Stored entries
· · ·

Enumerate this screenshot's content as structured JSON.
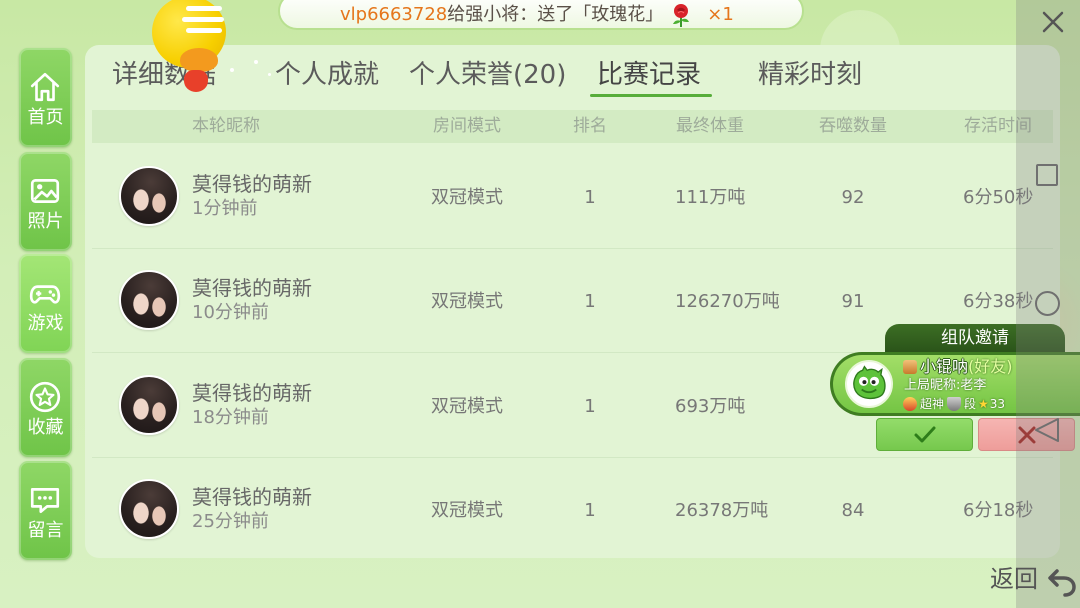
{
  "notification": {
    "sender": "vlp6663728",
    "message": "给强小将：送了「玫瑰花」",
    "gift_icon": "rose-icon",
    "count": "×1"
  },
  "sidebar": {
    "items": [
      {
        "label": "首页",
        "icon": "home-icon"
      },
      {
        "label": "照片",
        "icon": "photo-icon"
      },
      {
        "label": "游戏",
        "icon": "gamepad-icon",
        "active": true
      },
      {
        "label": "收藏",
        "icon": "star-icon"
      },
      {
        "label": "留言",
        "icon": "message-icon"
      }
    ]
  },
  "tabs": [
    {
      "label": "详细数据"
    },
    {
      "label": "个人成就"
    },
    {
      "label": "个人荣誉(20)"
    },
    {
      "label": "比赛记录",
      "active": true
    },
    {
      "label": "精彩时刻"
    }
  ],
  "match_table": {
    "columns": [
      "本轮昵称",
      "房间模式",
      "排名",
      "最终体重",
      "吞噬数量",
      "存活时间"
    ],
    "rows": [
      {
        "nickname": "莫得钱的萌新",
        "time_ago": "1分钟前",
        "mode": "双冠模式",
        "rank": "1",
        "final_weight": "111万吨",
        "eaten": "92",
        "survival_time": "6分50秒"
      },
      {
        "nickname": "莫得钱的萌新",
        "time_ago": "10分钟前",
        "mode": "双冠模式",
        "rank": "1",
        "final_weight": "126270万吨",
        "eaten": "91",
        "survival_time": "6分38秒"
      },
      {
        "nickname": "莫得钱的萌新",
        "time_ago": "18分钟前",
        "mode": "双冠模式",
        "rank": "1",
        "final_weight": "693万吨"
      },
      {
        "nickname": "莫得钱的萌新",
        "time_ago": "25分钟前",
        "mode": "双冠模式",
        "rank": "1",
        "final_weight": "26378万吨",
        "eaten": "84",
        "survival_time": "6分18秒"
      }
    ]
  },
  "team_invite": {
    "title": "组队邀请",
    "name": "小锟呐",
    "relation": "(好友)",
    "last_nickname": "上局昵称:老李",
    "rank_title": "超神",
    "rank_unit": "段",
    "stars": "33",
    "accept_icon": "check-icon",
    "decline_icon": "x-icon"
  },
  "navbar": {
    "icons": [
      "close-icon",
      "square-icon",
      "circle-icon",
      "triangle-back-icon"
    ]
  },
  "back_button": {
    "label": "返回",
    "icon": "back-arrow-icon"
  },
  "colors": {
    "accent_green": "#57ad3a",
    "sidebar_green": "#7cc952",
    "sender_orange": "#e5761c",
    "invite_dark_green": "#2e5a1b",
    "decline_pink": "#f0a4a1"
  }
}
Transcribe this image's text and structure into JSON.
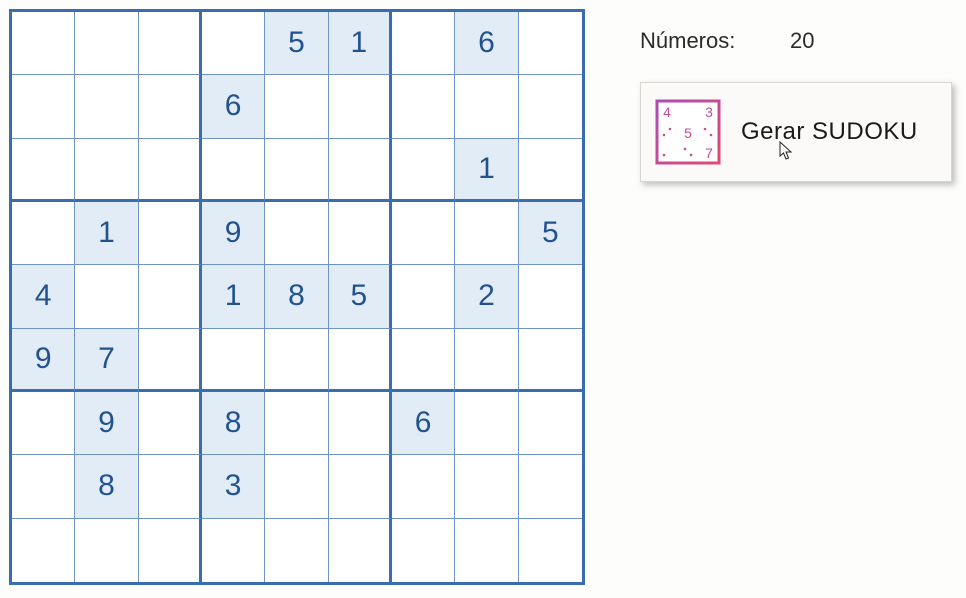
{
  "sudoku": {
    "grid": [
      [
        null,
        null,
        null,
        null,
        5,
        1,
        null,
        6,
        null
      ],
      [
        null,
        null,
        null,
        6,
        null,
        null,
        null,
        null,
        null
      ],
      [
        null,
        null,
        null,
        null,
        null,
        null,
        null,
        1,
        null
      ],
      [
        null,
        1,
        null,
        9,
        null,
        null,
        null,
        null,
        5
      ],
      [
        4,
        null,
        null,
        1,
        8,
        5,
        null,
        2,
        null
      ],
      [
        9,
        7,
        null,
        null,
        null,
        null,
        null,
        null,
        null
      ],
      [
        null,
        9,
        null,
        8,
        null,
        null,
        6,
        null,
        null
      ],
      [
        null,
        8,
        null,
        3,
        null,
        null,
        null,
        null,
        null
      ],
      [
        null,
        null,
        null,
        null,
        null,
        null,
        null,
        null,
        null
      ]
    ]
  },
  "side": {
    "count_label": "Números:",
    "count_value": "20",
    "generate_button_label": "Gerar SUDOKU"
  },
  "colors": {
    "grid_border": "#3a6db0",
    "cell_border": "#6f93c4",
    "given_bg": "#e1ecf7",
    "digit": "#23538f",
    "icon_accent": "#d84a7e"
  }
}
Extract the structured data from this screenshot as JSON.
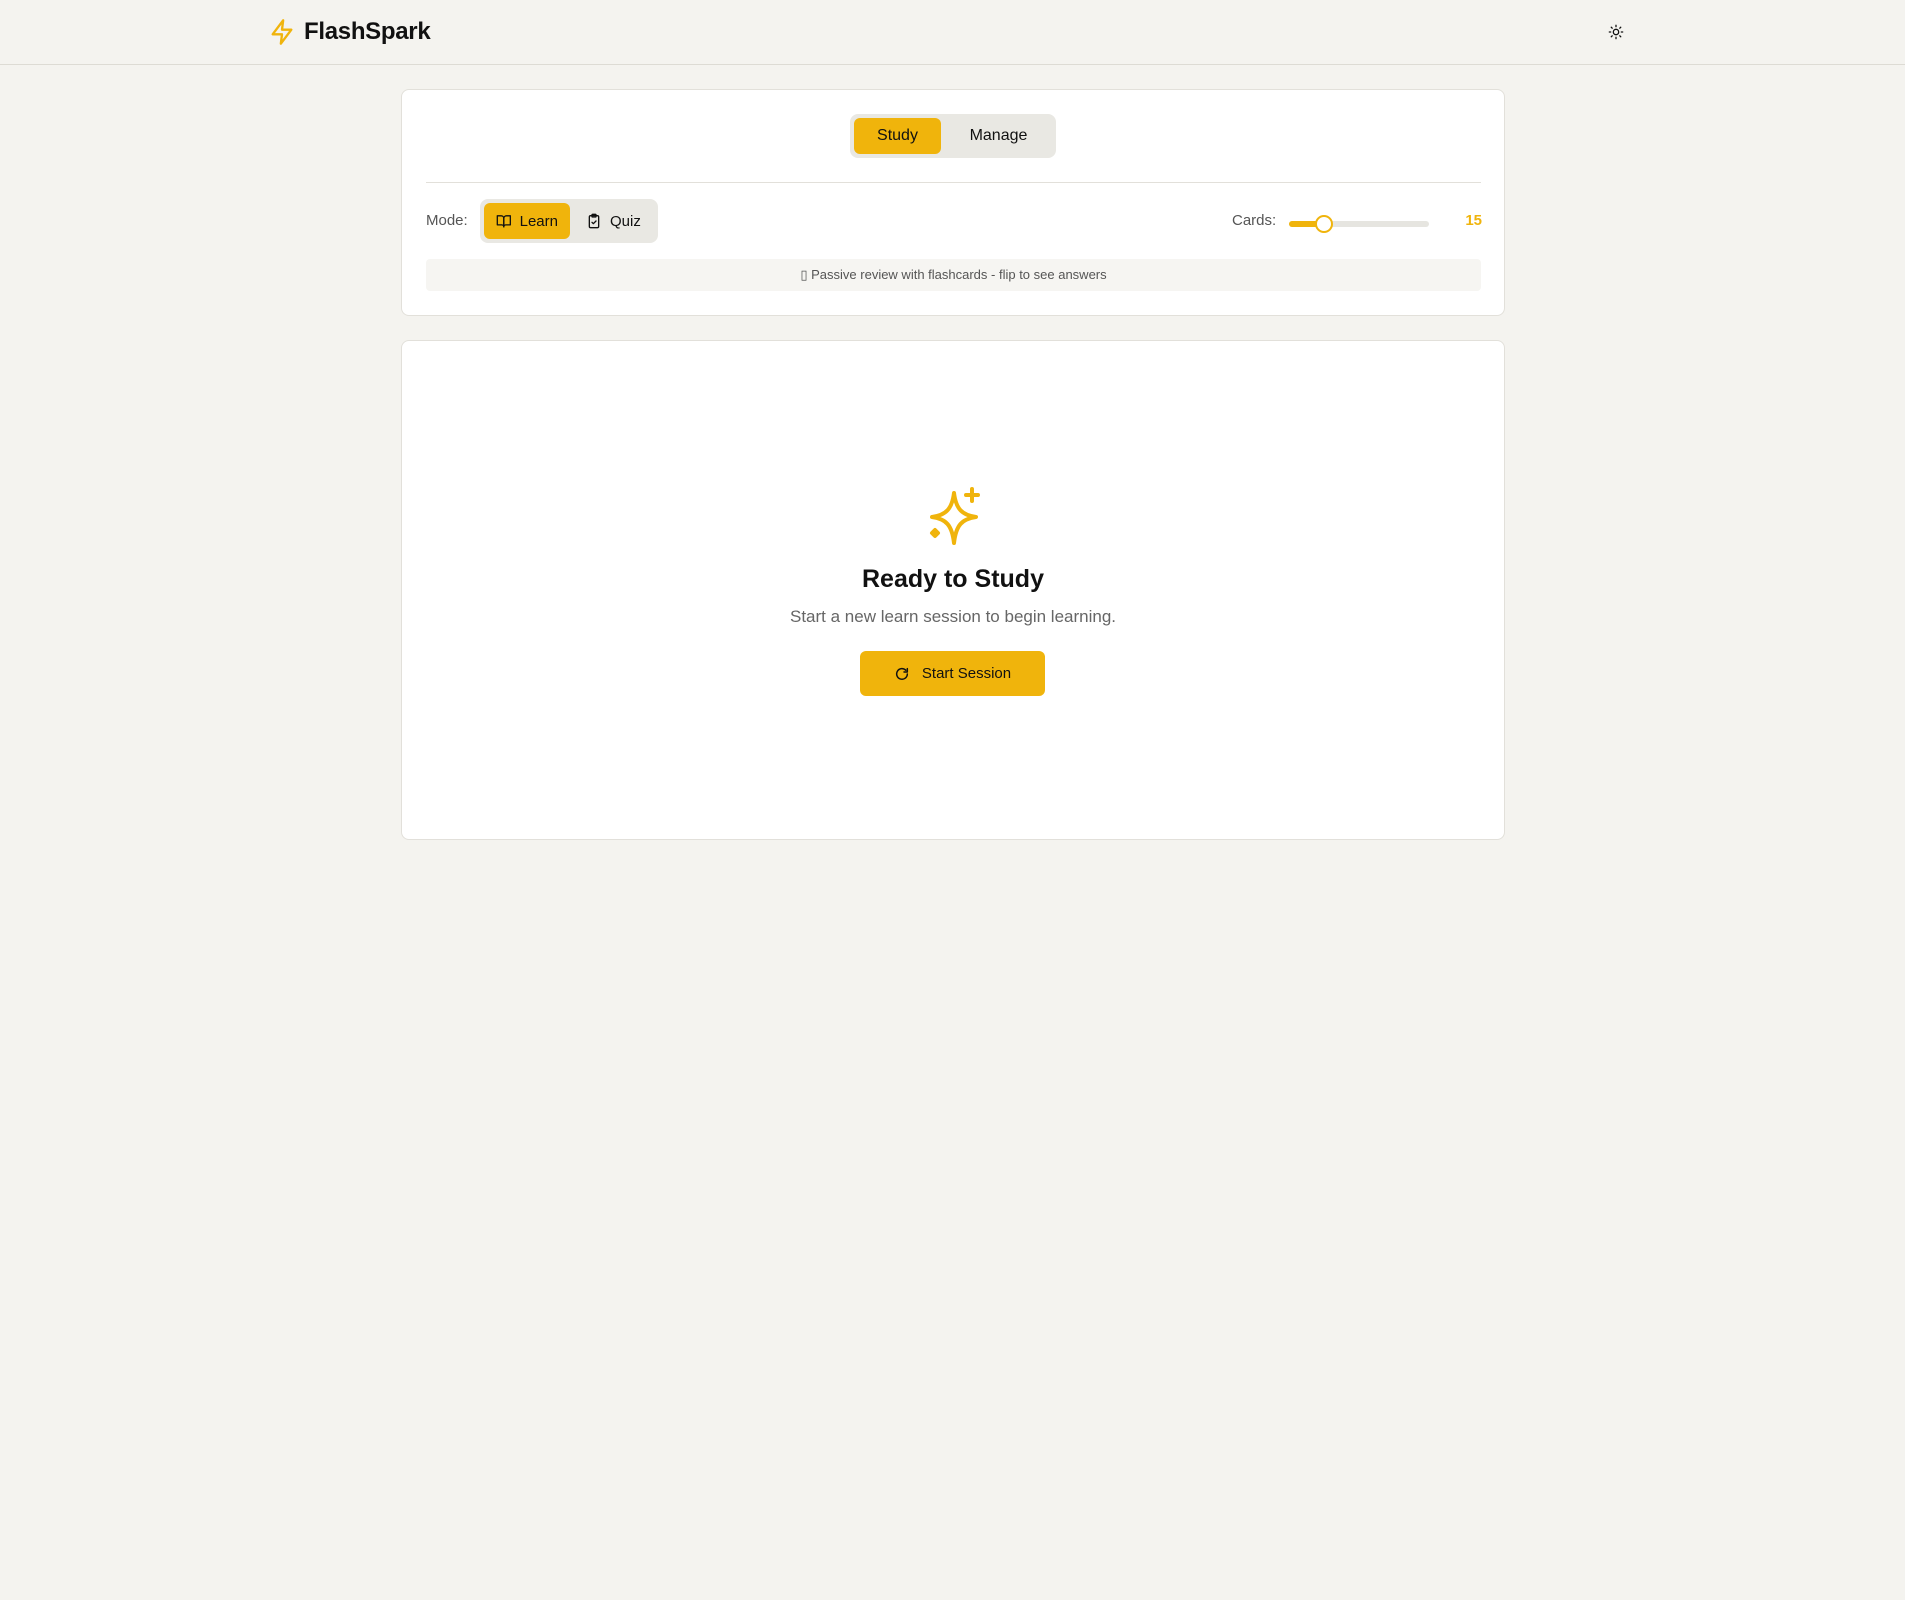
{
  "header": {
    "brand_title": "FlashSpark",
    "brand_icon": "lightning-bolt-icon",
    "theme_toggle_icon": "sun-icon"
  },
  "tabs": [
    {
      "label": "Study",
      "active": true
    },
    {
      "label": "Manage",
      "active": false
    }
  ],
  "mode": {
    "label": "Mode:",
    "options": [
      {
        "label": "Learn",
        "icon": "book-open-icon",
        "active": true
      },
      {
        "label": "Quiz",
        "icon": "clipboard-check-icon",
        "active": false
      }
    ]
  },
  "cards": {
    "label": "Cards:",
    "value": "15",
    "slider_fraction": 0.25
  },
  "hint": "▯ Passive review with flashcards - flip to see answers",
  "empty_state": {
    "icon": "sparkles-icon",
    "title": "Ready to Study",
    "subtitle": "Start a new learn session to begin learning.",
    "button_label": "Start Session",
    "button_icon": "refresh-icon"
  },
  "colors": {
    "accent": "#f0b40c",
    "background": "#f4f3ef"
  }
}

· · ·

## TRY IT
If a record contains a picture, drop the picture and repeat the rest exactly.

## SOLUTION TO THIS PROBLEM
Enumerate this screenshot's content as structured JSON.
{
  "notification": {
    "sender": "vlp6663728",
    "message": "给强小将：送了「玫瑰花」",
    "gift_icon": "rose-icon",
    "count": "×1"
  },
  "sidebar": {
    "items": [
      {
        "label": "首页",
        "icon": "home-icon"
      },
      {
        "label": "照片",
        "icon": "photo-icon"
      },
      {
        "label": "游戏",
        "icon": "gamepad-icon",
        "active": true
      },
      {
        "label": "收藏",
        "icon": "star-icon"
      },
      {
        "label": "留言",
        "icon": "message-icon"
      }
    ]
  },
  "tabs": [
    {
      "label": "详细数据"
    },
    {
      "label": "个人成就"
    },
    {
      "label": "个人荣誉(20)"
    },
    {
      "label": "比赛记录",
      "active": true
    },
    {
      "label": "精彩时刻"
    }
  ],
  "match_table": {
    "columns": [
      "本轮昵称",
      "房间模式",
      "排名",
      "最终体重",
      "吞噬数量",
      "存活时间"
    ],
    "rows": [
      {
        "nickname": "莫得钱的萌新",
        "time_ago": "1分钟前",
        "mode": "双冠模式",
        "rank": "1",
        "final_weight": "111万吨",
        "eaten": "92",
        "survival_time": "6分50秒"
      },
      {
        "nickname": "莫得钱的萌新",
        "time_ago": "10分钟前",
        "mode": "双冠模式",
        "rank": "1",
        "final_weight": "126270万吨",
        "eaten": "91",
        "survival_time": "6分38秒"
      },
      {
        "nickname": "莫得钱的萌新",
        "time_ago": "18分钟前",
        "mode": "双冠模式",
        "rank": "1",
        "final_weight": "693万吨"
      },
      {
        "nickname": "莫得钱的萌新",
        "time_ago": "25分钟前",
        "mode": "双冠模式",
        "rank": "1",
        "final_weight": "26378万吨",
        "eaten": "84",
        "survival_time": "6分18秒"
      }
    ]
  },
  "team_invite": {
    "title": "组队邀请",
    "name": "小锟呐",
    "relation": "(好友)",
    "last_nickname": "上局昵称:老李",
    "rank_title": "超神",
    "rank_unit": "段",
    "stars": "33",
    "accept_icon": "check-icon",
    "decline_icon": "x-icon"
  },
  "navbar": {
    "icons": [
      "close-icon",
      "square-icon",
      "circle-icon",
      "triangle-back-icon"
    ]
  },
  "back_button": {
    "label": "返回",
    "icon": "back-arrow-icon"
  },
  "colors": {
    "accent_green": "#57ad3a",
    "sidebar_green": "#7cc952",
    "sender_orange": "#e5761c",
    "invite_dark_green": "#2e5a1b",
    "decline_pink": "#f0a4a1"
  }
}
Transcribe this image's text and structure into JSON.
{
  "sudoku": {
    "grid": [
      [
        null,
        null,
        null,
        null,
        5,
        1,
        null,
        6,
        null
      ],
      [
        null,
        null,
        null,
        6,
        null,
        null,
        null,
        null,
        null
      ],
      [
        null,
        null,
        null,
        null,
        null,
        null,
        null,
        1,
        null
      ],
      [
        null,
        1,
        null,
        9,
        null,
        null,
        null,
        null,
        5
      ],
      [
        4,
        null,
        null,
        1,
        8,
        5,
        null,
        2,
        null
      ],
      [
        9,
        7,
        null,
        null,
        null,
        null,
        null,
        null,
        null
      ],
      [
        null,
        9,
        null,
        8,
        null,
        null,
        6,
        null,
        null
      ],
      [
        null,
        8,
        null,
        3,
        null,
        null,
        null,
        null,
        null
      ],
      [
        null,
        null,
        null,
        null,
        null,
        null,
        null,
        null,
        null
      ]
    ]
  },
  "side": {
    "count_label": "Números:",
    "count_value": "20",
    "generate_button_label": "Gerar SUDOKU"
  },
  "colors": {
    "grid_border": "#3a6db0",
    "cell_border": "#6f93c4",
    "given_bg": "#e1ecf7",
    "digit": "#23538f",
    "icon_accent": "#d84a7e"
  }
}
Extract the structured data from this screenshot as JSON.
{
  "header": {
    "brand_title": "FlashSpark",
    "brand_icon": "lightning-bolt-icon",
    "theme_toggle_icon": "sun-icon"
  },
  "tabs": [
    {
      "label": "Study",
      "active": true
    },
    {
      "label": "Manage",
      "active": false
    }
  ],
  "mode": {
    "label": "Mode:",
    "options": [
      {
        "label": "Learn",
        "icon": "book-open-icon",
        "active": true
      },
      {
        "label": "Quiz",
        "icon": "clipboard-check-icon",
        "active": false
      }
    ]
  },
  "cards": {
    "label": "Cards:",
    "value": "15",
    "slider_fraction": 0.25
  },
  "hint": "▯ Passive review with flashcards - flip to see answers",
  "empty_state": {
    "icon": "sparkles-icon",
    "title": "Ready to Study",
    "subtitle": "Start a new learn session to begin learning.",
    "button_label": "Start Session",
    "button_icon": "refresh-icon"
  },
  "colors": {
    "accent": "#f0b40c",
    "background": "#f4f3ef"
  }
}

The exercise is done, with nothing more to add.